DATASET RECORDS START

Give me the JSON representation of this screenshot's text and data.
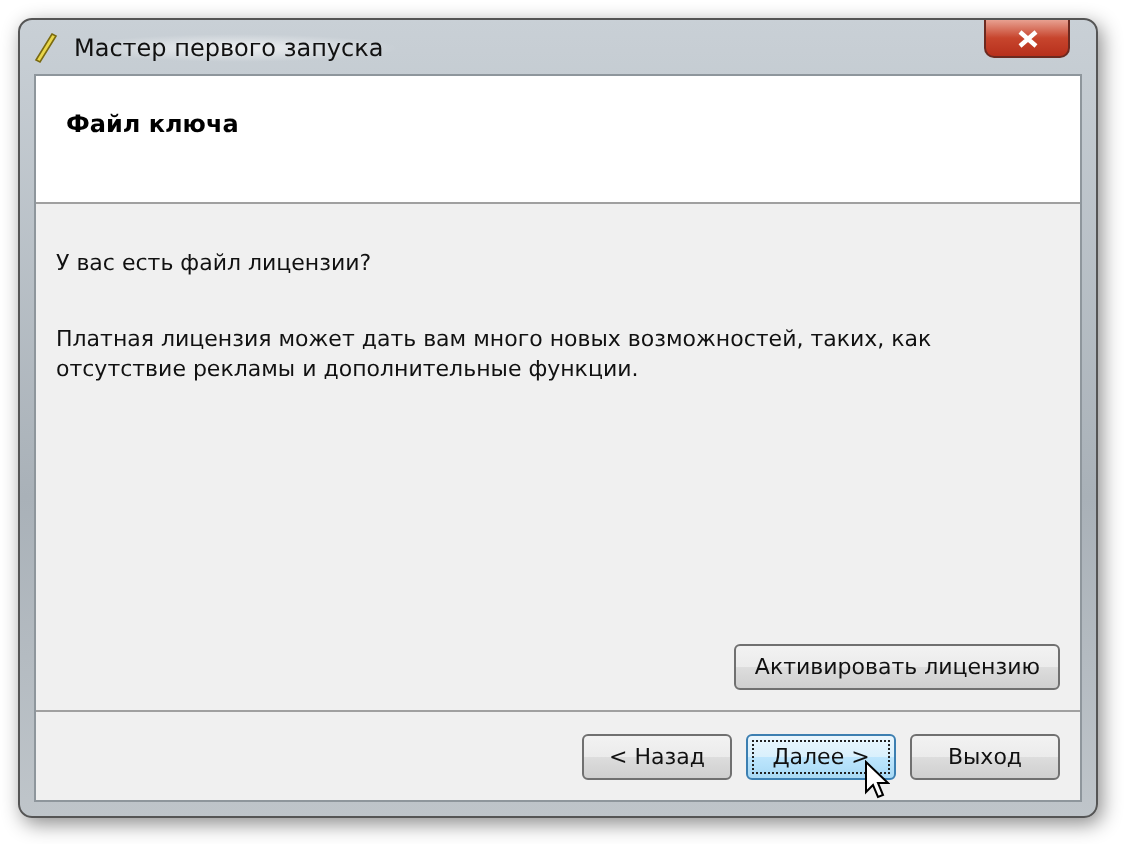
{
  "window": {
    "title": "Мастер первого запуска"
  },
  "header": {
    "title": "Файл ключа"
  },
  "question": "У вас есть файл лицензии?",
  "description": "Платная лицензия может дать вам много новых возможностей, таких, как отсутствие рекламы и дополнительные функции.",
  "activate_button": "Активировать лицензию",
  "buttons": [
    {
      "label": "< Назад",
      "highlighted": false
    },
    {
      "label": "Далее >",
      "highlighted": true
    },
    {
      "label": "Выход",
      "highlighted": false
    }
  ]
}
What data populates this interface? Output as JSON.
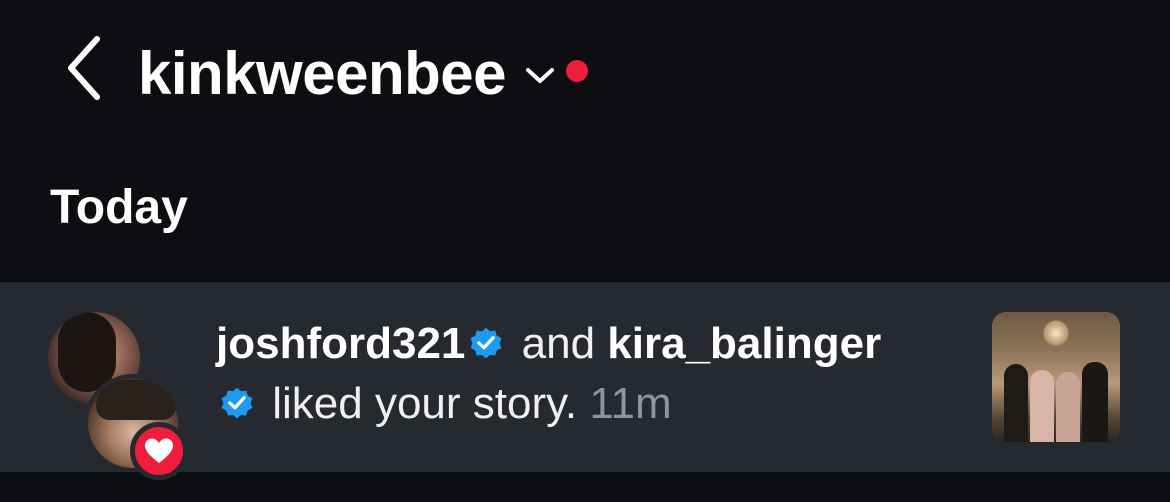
{
  "header": {
    "account_name": "kinkweenbee",
    "back_icon": "chevron-left-icon",
    "dropdown_icon": "chevron-down-icon",
    "unread_dot_color": "#ee1d3b"
  },
  "section": {
    "title": "Today"
  },
  "notification": {
    "user1": "joshford321",
    "user1_verified": true,
    "connector": "and",
    "user2": "kira_balinger",
    "user2_verified": true,
    "action": "liked your story.",
    "time": "11m",
    "badge_icon": "heart-icon",
    "badge_color": "#ee1d3b",
    "verified_color": "#1d9bf0"
  },
  "colors": {
    "background": "#0c0e12",
    "row_highlight": "#26292f",
    "text": "#ffffff",
    "muted": "#8f949c"
  }
}
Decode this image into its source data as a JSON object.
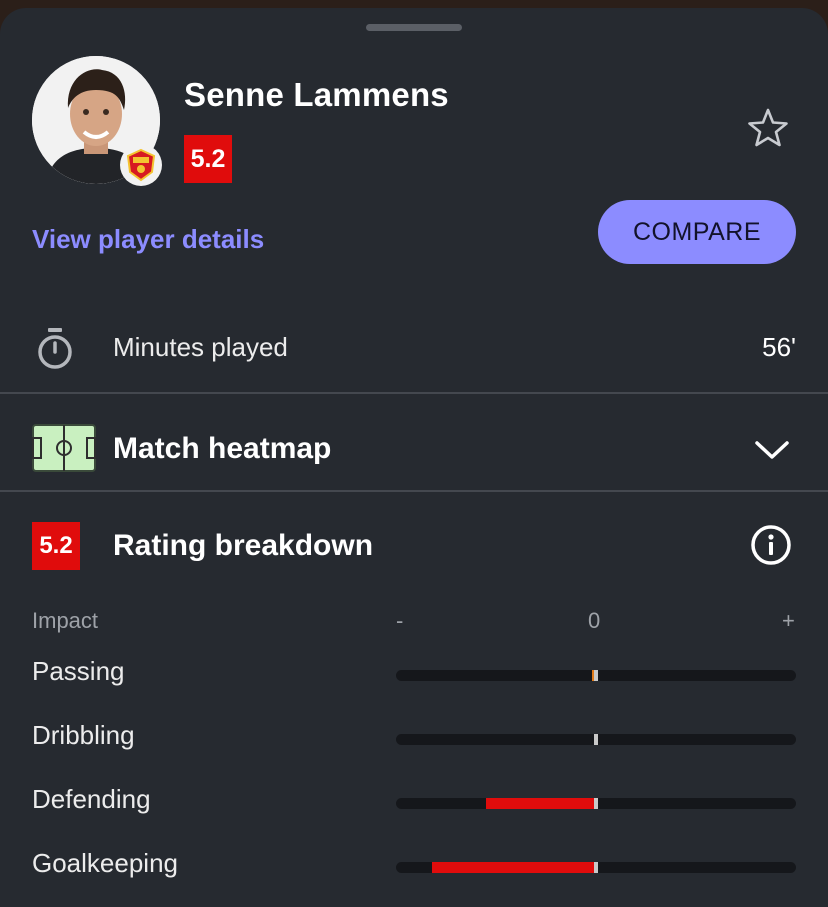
{
  "player": {
    "name": "Senne Lammens",
    "rating": "5.2"
  },
  "actions": {
    "details_link": "View player details",
    "compare_label": "COMPARE"
  },
  "minutes": {
    "label": "Minutes played",
    "value": "56'"
  },
  "heatmap": {
    "title": "Match heatmap"
  },
  "rating_breakdown": {
    "badge": "5.2",
    "title": "Rating breakdown",
    "impact_label": "Impact",
    "scale": {
      "negative": "-",
      "zero": "0",
      "positive": "+"
    },
    "rows": [
      {
        "name": "Passing",
        "impact": -0.02,
        "fill_color": "#e07a1a"
      },
      {
        "name": "Dribbling",
        "impact": 0.0,
        "fill_color": "#e00c0c"
      },
      {
        "name": "Defending",
        "impact": -0.55,
        "fill_color": "#e00c0c"
      },
      {
        "name": "Goalkeeping",
        "impact": -0.82,
        "fill_color": "#e00c0c"
      }
    ]
  },
  "colors": {
    "accent": "#8c8cff",
    "rating_red": "#e00c0c",
    "background": "#262a30"
  },
  "icons": [
    "star-icon",
    "stopwatch-icon",
    "pitch-icon",
    "chevron-down-icon",
    "info-icon",
    "club-crest-icon"
  ]
}
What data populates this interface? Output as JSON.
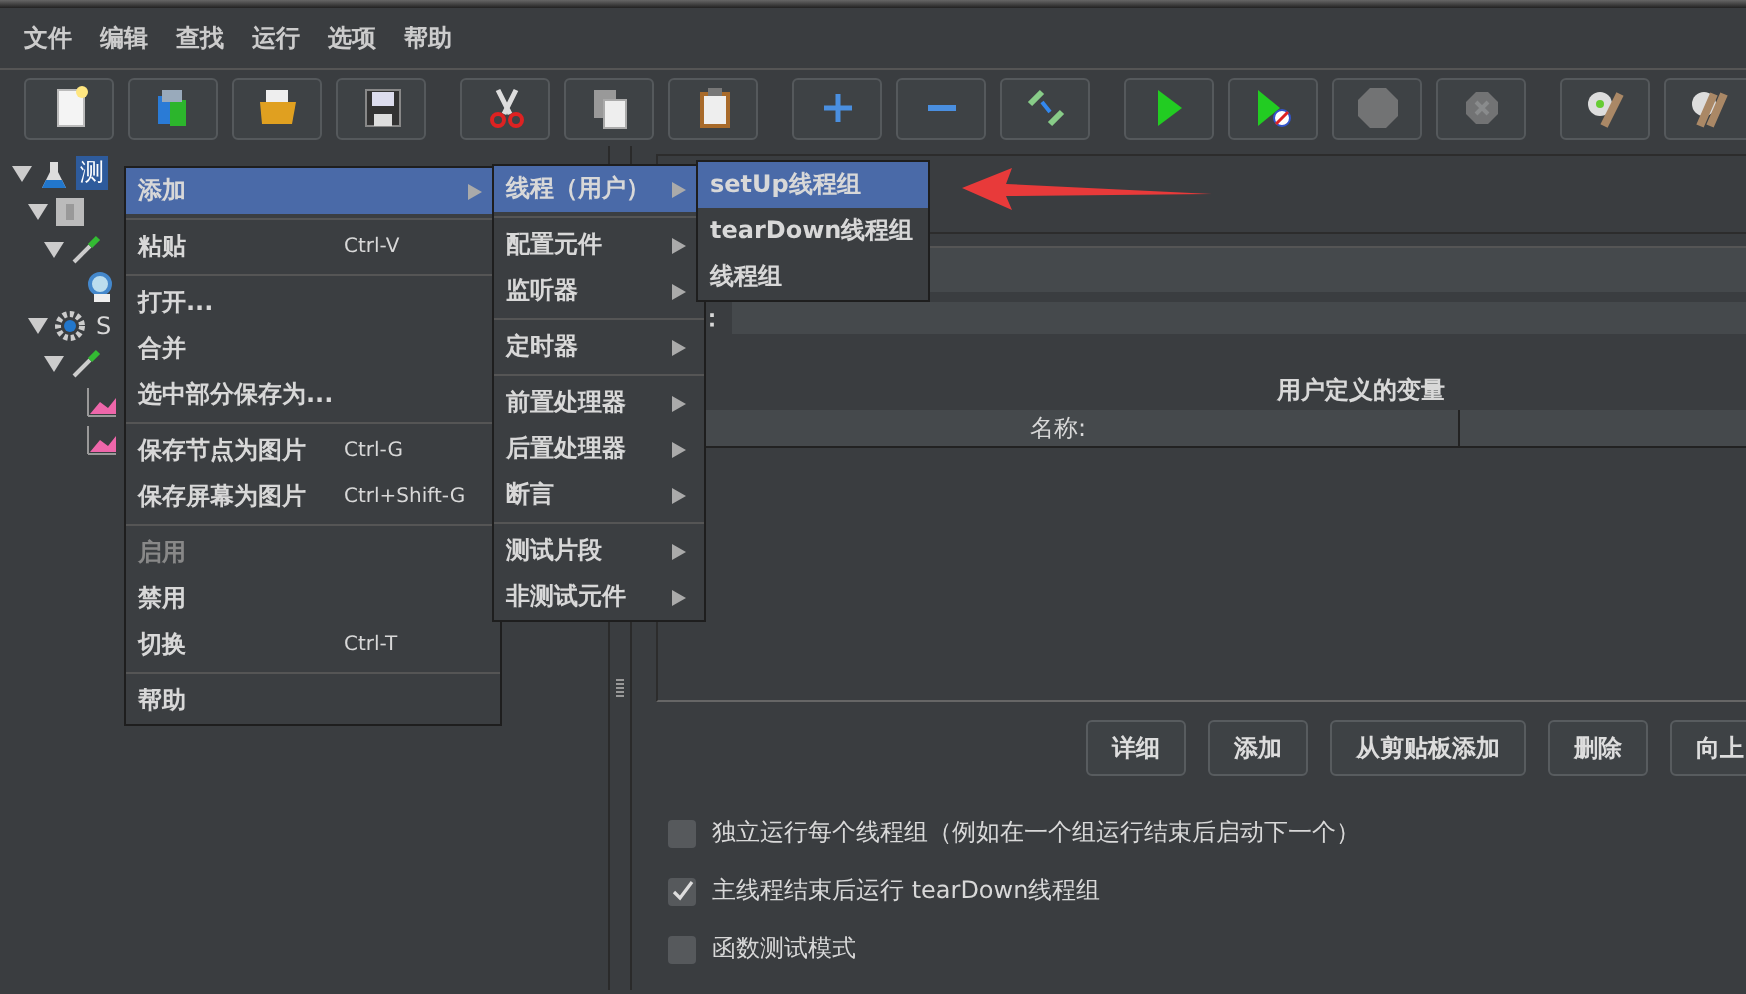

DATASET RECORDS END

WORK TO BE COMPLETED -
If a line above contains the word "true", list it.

RESULT OF THIS EXERCISE -
      "highlighted": true
    "user1_verified": true,
    "user2_verified": true,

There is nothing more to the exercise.